SOURCE RECORDS Start Marker

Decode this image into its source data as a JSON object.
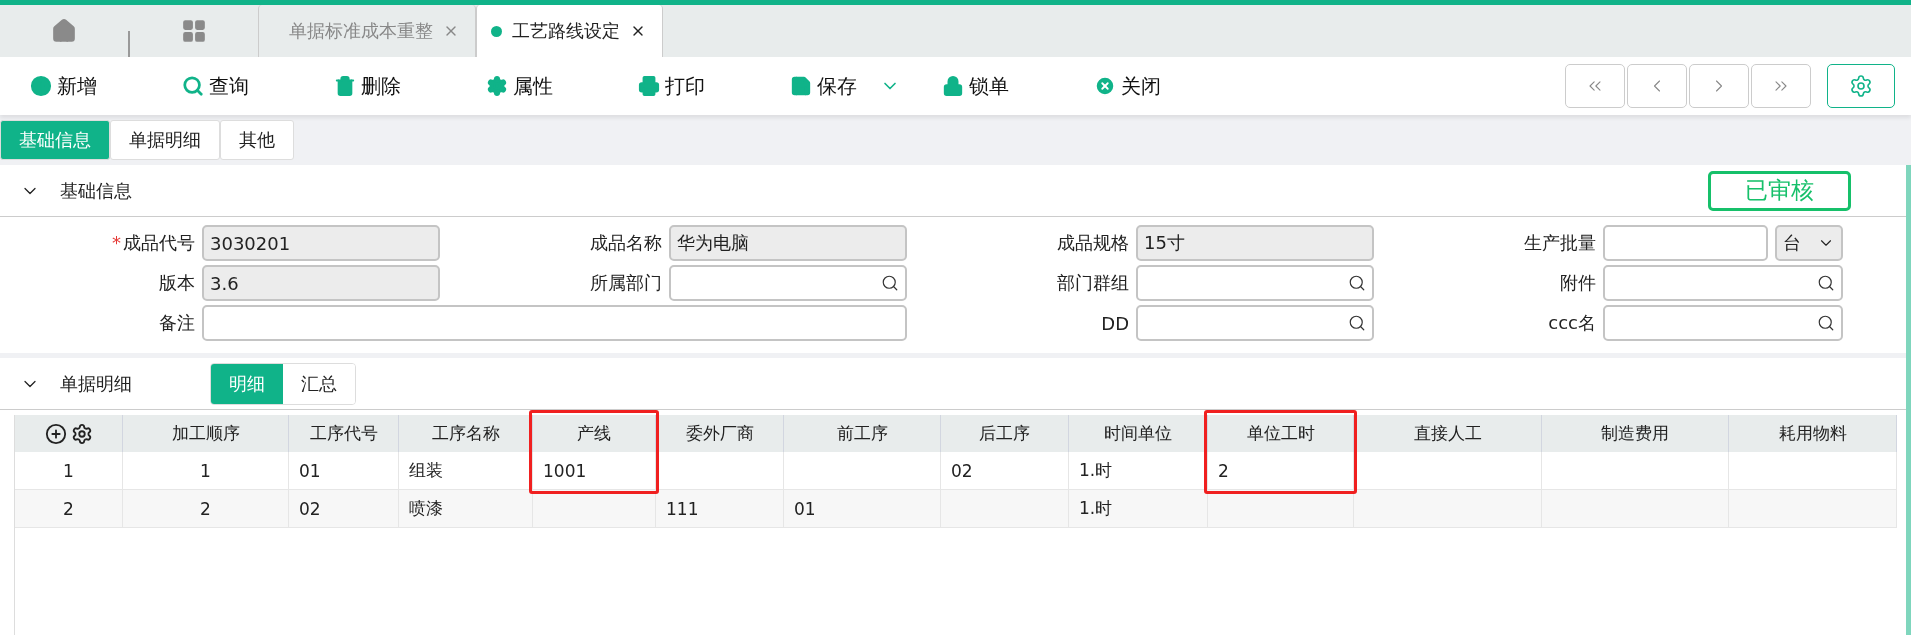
{
  "doc_tabs": [
    {
      "label": "单据标准成本重整",
      "selected": false
    },
    {
      "label": "工艺路线设定",
      "selected": true
    }
  ],
  "toolbar": [
    {
      "label": "新增",
      "kind": "add"
    },
    {
      "label": "查询",
      "kind": "search"
    },
    {
      "label": "删除",
      "kind": "delete"
    },
    {
      "label": "属性",
      "kind": "properties"
    },
    {
      "label": "打印",
      "kind": "print"
    },
    {
      "label": "保存",
      "kind": "save",
      "dropdown": true
    },
    {
      "label": "锁单",
      "kind": "lock"
    },
    {
      "label": "关闭",
      "kind": "close"
    }
  ],
  "page_tabs": [
    {
      "label": "基础信息",
      "selected": true
    },
    {
      "label": "单据明细",
      "selected": false
    },
    {
      "label": "其他",
      "selected": false
    }
  ],
  "basic_section": {
    "title": "基础信息",
    "expanded": true,
    "status": "已审核",
    "fields": [
      {
        "label": "成品代号",
        "value": "3030201",
        "kind": "readonly",
        "required_mark": "*"
      },
      {
        "label": "成品名称",
        "value": "华为电脑",
        "kind": "readonly"
      },
      {
        "label": "成品规格",
        "value": "15寸",
        "kind": "readonly"
      },
      {
        "label": "生产批量",
        "kind": "quantity",
        "unit": "台"
      },
      {
        "label": "版本",
        "value": "3.6",
        "kind": "readonly"
      },
      {
        "label": "所属部门",
        "kind": "lookup"
      },
      {
        "label": "部门群组",
        "kind": "lookup"
      },
      {
        "label": "附件",
        "kind": "lookup"
      },
      {
        "label": "备注",
        "kind": "wide"
      },
      {
        "label": "DD",
        "kind": "lookup"
      },
      {
        "label": "ccc名",
        "kind": "lookup"
      }
    ]
  },
  "detail_section": {
    "title": "单据明细",
    "expanded": true,
    "views": [
      {
        "label": "明细",
        "selected": true
      },
      {
        "label": "汇总",
        "selected": false
      }
    ],
    "table": {
      "columns": [
        {
          "label": "加工顺序",
          "highlight": false
        },
        {
          "label": "工序代号",
          "highlight": false
        },
        {
          "label": "工序名称",
          "highlight": false
        },
        {
          "label": "产线",
          "highlight": true
        },
        {
          "label": "委外厂商",
          "highlight": false
        },
        {
          "label": "前工序",
          "highlight": false
        },
        {
          "label": "后工序",
          "highlight": false
        },
        {
          "label": "时间单位",
          "highlight": false
        },
        {
          "label": "单位工时",
          "highlight": true
        },
        {
          "label": "直接人工",
          "highlight": false
        },
        {
          "label": "制造费用",
          "highlight": false
        },
        {
          "label": "耗用物料",
          "highlight": false
        }
      ],
      "rows": [
        {
          "number": "1",
          "cells": [
            "1",
            "01",
            "组装",
            "1001",
            "",
            "",
            "02",
            "1.时",
            "2",
            "",
            "",
            ""
          ]
        },
        {
          "number": "2",
          "cells": [
            "2",
            "02",
            "喷漆",
            "",
            "111",
            "01",
            "",
            "1.时",
            "",
            "",
            "",
            ""
          ]
        }
      ]
    }
  }
}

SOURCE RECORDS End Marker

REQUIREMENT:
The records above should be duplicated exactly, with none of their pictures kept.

THE ANSWER:
Decode this image into its source data as a JSON object.
{
  "doc_tabs": [
    {
      "label": "单据标准成本重整",
      "selected": false
    },
    {
      "label": "工艺路线设定",
      "selected": true
    }
  ],
  "toolbar": [
    {
      "label": "新增",
      "kind": "add"
    },
    {
      "label": "查询",
      "kind": "search"
    },
    {
      "label": "删除",
      "kind": "delete"
    },
    {
      "label": "属性",
      "kind": "properties"
    },
    {
      "label": "打印",
      "kind": "print"
    },
    {
      "label": "保存",
      "kind": "save",
      "dropdown": true
    },
    {
      "label": "锁单",
      "kind": "lock"
    },
    {
      "label": "关闭",
      "kind": "close"
    }
  ],
  "page_tabs": [
    {
      "label": "基础信息",
      "selected": true
    },
    {
      "label": "单据明细",
      "selected": false
    },
    {
      "label": "其他",
      "selected": false
    }
  ],
  "basic_section": {
    "title": "基础信息",
    "expanded": true,
    "status": "已审核",
    "fields": [
      {
        "label": "成品代号",
        "value": "3030201",
        "kind": "readonly",
        "required_mark": "*"
      },
      {
        "label": "成品名称",
        "value": "华为电脑",
        "kind": "readonly"
      },
      {
        "label": "成品规格",
        "value": "15寸",
        "kind": "readonly"
      },
      {
        "label": "生产批量",
        "kind": "quantity",
        "unit": "台"
      },
      {
        "label": "版本",
        "value": "3.6",
        "kind": "readonly"
      },
      {
        "label": "所属部门",
        "kind": "lookup"
      },
      {
        "label": "部门群组",
        "kind": "lookup"
      },
      {
        "label": "附件",
        "kind": "lookup"
      },
      {
        "label": "备注",
        "kind": "wide"
      },
      {
        "label": "DD",
        "kind": "lookup"
      },
      {
        "label": "ccc名",
        "kind": "lookup"
      }
    ]
  },
  "detail_section": {
    "title": "单据明细",
    "expanded": true,
    "views": [
      {
        "label": "明细",
        "selected": true
      },
      {
        "label": "汇总",
        "selected": false
      }
    ],
    "table": {
      "columns": [
        {
          "label": "加工顺序",
          "highlight": false
        },
        {
          "label": "工序代号",
          "highlight": false
        },
        {
          "label": "工序名称",
          "highlight": false
        },
        {
          "label": "产线",
          "highlight": true
        },
        {
          "label": "委外厂商",
          "highlight": false
        },
        {
          "label": "前工序",
          "highlight": false
        },
        {
          "label": "后工序",
          "highlight": false
        },
        {
          "label": "时间单位",
          "highlight": false
        },
        {
          "label": "单位工时",
          "highlight": true
        },
        {
          "label": "直接人工",
          "highlight": false
        },
        {
          "label": "制造费用",
          "highlight": false
        },
        {
          "label": "耗用物料",
          "highlight": false
        }
      ],
      "rows": [
        {
          "number": "1",
          "cells": [
            "1",
            "01",
            "组装",
            "1001",
            "",
            "",
            "02",
            "1.时",
            "2",
            "",
            "",
            ""
          ]
        },
        {
          "number": "2",
          "cells": [
            "2",
            "02",
            "喷漆",
            "",
            "111",
            "01",
            "",
            "1.时",
            "",
            "",
            "",
            ""
          ]
        }
      ]
    }
  }
}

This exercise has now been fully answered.